Koko, the western lowland gorilla who learned sign language and became a pop-culture phenomenon, has died at the age of 46, the group that cared for her announced Thursday.
The Gorilla Foundation, headed by Dr. Francine “Penny” Patterson, the animal psychologist who taught Koko sign language, announced that the famed super-simian died in her sleep Tuesday morning at the organization’s preserve in Woodside, California.
“I’m totally aware of how blessed and magical my life has been with her,” an emotional Patterson, 71, told ABC News. “She was perfect. That’s my sense. She taught me so much.”
Born on the Fourth of July in 1971 at the San Francisco Zoo, Koko was loaned to Patterson at the age of 1 for a research project at Stanford University on interspecies communications. At birth, she was given the name Hanabi-ko, Japanese for “Fireworks Child,” but she soon became widely known by her nickname, Koko.

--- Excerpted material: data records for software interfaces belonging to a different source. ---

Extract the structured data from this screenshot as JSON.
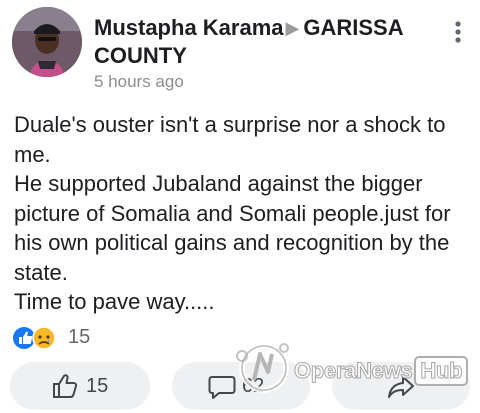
{
  "post": {
    "author": "Mustapha Karama",
    "group": "GARISSA COUNTY",
    "timestamp": "5 hours ago",
    "body": "Duale's ouster isn't a surprise nor a shock to me.\n   He supported Jubaland against the bigger picture of Somalia and Somali people.just for his own political gains and recognition by the state.\n  Time to pave way.....",
    "reactions": {
      "count": "15",
      "types": [
        "like-icon",
        "sad-icon"
      ]
    }
  },
  "actions": {
    "like_count": "15",
    "comment_count": "62"
  },
  "watermark": {
    "brand": "OperaNews",
    "suffix": "Hub"
  },
  "colors": {
    "like_blue": "#1877f2",
    "sad_yellow": "#f7b928",
    "muted_text": "#65676b",
    "pill_background": "#eef0f2"
  }
}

When the San Francisco Zoo wanted Koko back for breeding, Patterson raised more than $12,000 to officially adopt the primate.

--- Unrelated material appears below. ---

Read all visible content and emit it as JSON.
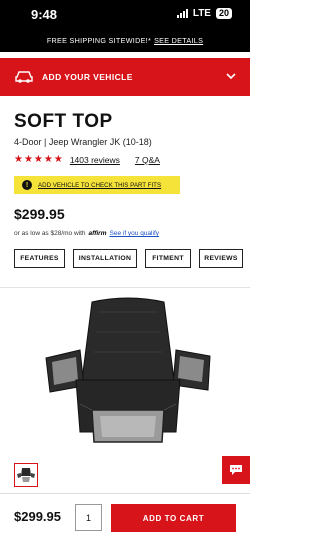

“Koko touched the lives of millions as an ambassador for all gorillas and an icon for interspecies communication and empathy. She was beloved and will be deeply missed,” the Gorilla Foundation said in a statement.
She stayed with Patterson for the rest of her life and became renowned as one of the most intellectual apes in history, beloved by millions of people around the world.
“And she loves ’em back, even though we’re pretty flawed as a species,” Patterson said.
Through the years, Koko was visited by numerous celebrities.
She became friends with Leonardo DiCaprio. She taught Mr. Rogers the sign for love and cradled the children’s TV show host in her lap. She once grabbed William Shatner by the testicles after he entered her cage and repeatedly told the animal he loved her. Koko also caused actor and comedian Robin Williams to crack up laughing by raising his shirt and tickling him.
“To look into the eyes of a 300-pound gorilla and have her tell you what she’s thinking is truly humbling,” actress Betty White said after visiting Koko in 2012.
In 2016, Koko even jammed with Red Hot Chili Peppers bassist Flea.
“This is the greatest thing that could happen,” Flea said after he handed Koko his bass and she plucked it. “This is a day that I will never forget in my life.”
The gorilla was featured in multiple documentaries, including “Koko: A Talking Gorilla” that was screened at the 1978 Cannes Film Festival.
Koko was also featured on the cover of National Geographic magazine twice.
She became so famous she learned how to autograph photos for fans.
The Gorilla Foundation said that through Patterson’s tutelage, Koko learned more than 1,000 words in sign language and came to understand more than 2,000 words spoken to her in English.
While she never had offspring of her own, in 1983 Koko “adopted” a kitten, a gray male Manx named “All Ball.” When the cat was hit by a car and killed in 1985, Koko grieved for months and once signed “sad bad trouble” when asked about the kitty.
She even helped Patterson pen a children’s book about “All Ball” titled, “Koko’s Kitten.”
In 2015, the staff at the Gorilla Foundation surprised Koko with a box containing a litter of kittens. Koko picked out two, naming them “Ms. Gray” and “Ms. Black” and used sign language to communicate to her trainer that the kittens were her babies.
“Koko’s capacity for language and empathy has opened the minds and hearts of millions,” the foundation said in its statement.